“President Joe Biden will appeal for a renewed international commitment to attacking Covid-19 as he convenes a second virtual summit on the pandemic and marks 1 million deaths in the United States,” the AP reports.
New York Times: Biden to order federal flags to fly at half-staff.
Jonathan Chait: Republicans want to save money by skimping on vaccines.
“Congressional Republicans’ concerns about wasting COVID vaccines are colliding with the Biden administration’s commitment to making the shots as widely accessible as possible, adding another wrinkle to the stalled Covid funding negotiations,” Axios reports. “Some Republicans are growing skeptical of the currently available vaccines’ ability to contain the Omicron variant, and don’t want to allocate money for more doses without a firmer plan in place for the fall.”
“Federal prosecutors have begun a grand jury investigation into whether classified White House documents that ended up at former President Donald Trump’s Florida home were mishandled,” the New York Times reports. “The intensifying inquiry suggests that the Justice Department is examining the role of Mr. Trump and other officials in his White House in their handling of sensitive materials during the final stages of his administration.”
“Throughout history, Congress has established expert agencies to oversee important parts of the American economy — from agriculture to drugs to railroads. Now amid growing concerns about the power of Silicon Valley, a Democratic senator suggests reforming current institutions isn’t enough: a new federal watchdog is needed to regulate the country’s most influential tech companies,” the Washington Post reports.
“Sen. Michael Bennet (D-CO) today will introduce the Digital Platform Commission Act, a bill to establish a new five-person commission responsible for protecting consumers in the age of Big Tech.”
“E-reader apps that became a lifeline for students during the pandemic are now in the crossfire of a culture war raging over books in schools and public libraries,” NBC News reports. “In several states, apps and the companies that run them have been targeted by conservative parents who have pushed schools and public libraries to shut down their digital programs, which let users download and read books on their smartphones, tablets or laptops.”
“Some parents want the apps banned for their children, or even for all students.
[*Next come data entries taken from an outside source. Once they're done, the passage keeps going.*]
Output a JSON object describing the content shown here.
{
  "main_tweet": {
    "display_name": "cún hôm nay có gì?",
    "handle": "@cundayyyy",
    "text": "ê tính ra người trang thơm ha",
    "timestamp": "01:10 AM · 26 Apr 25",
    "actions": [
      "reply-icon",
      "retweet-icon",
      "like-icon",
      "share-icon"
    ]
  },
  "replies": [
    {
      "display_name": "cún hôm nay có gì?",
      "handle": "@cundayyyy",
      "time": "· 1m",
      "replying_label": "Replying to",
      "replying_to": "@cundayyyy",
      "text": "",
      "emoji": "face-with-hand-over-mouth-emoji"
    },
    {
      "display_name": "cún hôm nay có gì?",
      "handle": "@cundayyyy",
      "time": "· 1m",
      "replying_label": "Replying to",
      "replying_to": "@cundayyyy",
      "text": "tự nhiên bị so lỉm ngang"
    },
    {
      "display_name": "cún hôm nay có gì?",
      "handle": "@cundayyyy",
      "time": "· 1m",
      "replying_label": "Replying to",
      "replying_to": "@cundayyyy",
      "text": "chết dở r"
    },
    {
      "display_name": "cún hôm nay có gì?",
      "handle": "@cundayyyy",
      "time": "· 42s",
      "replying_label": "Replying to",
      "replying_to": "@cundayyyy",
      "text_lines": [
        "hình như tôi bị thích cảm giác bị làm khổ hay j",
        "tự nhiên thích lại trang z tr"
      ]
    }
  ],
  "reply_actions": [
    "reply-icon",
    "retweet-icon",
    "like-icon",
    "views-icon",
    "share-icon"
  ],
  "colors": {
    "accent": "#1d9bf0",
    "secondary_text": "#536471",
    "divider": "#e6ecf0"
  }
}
And they’re getting results.”
“The biggest players in the U.S. meat industry pressed ‘baseless’ claims of beef and pork shortages early in the pandemic to persuade the Trump White House to keep processing plants running, disregarding the coronavirus risks that eventually killed at least 269 workers,” the Washington Post reports.
“The Trump International Hotel in Washington is now officially out of business after the Trump family on Wednesday completed its sale to a Miami investor group, which plans to reopen it as a Waldorf Astoria,” the New York Times reports.
“The sale formally ended the Trump family’s business presence in Washington, although the family company still owns a golf course in Northern Virginia.”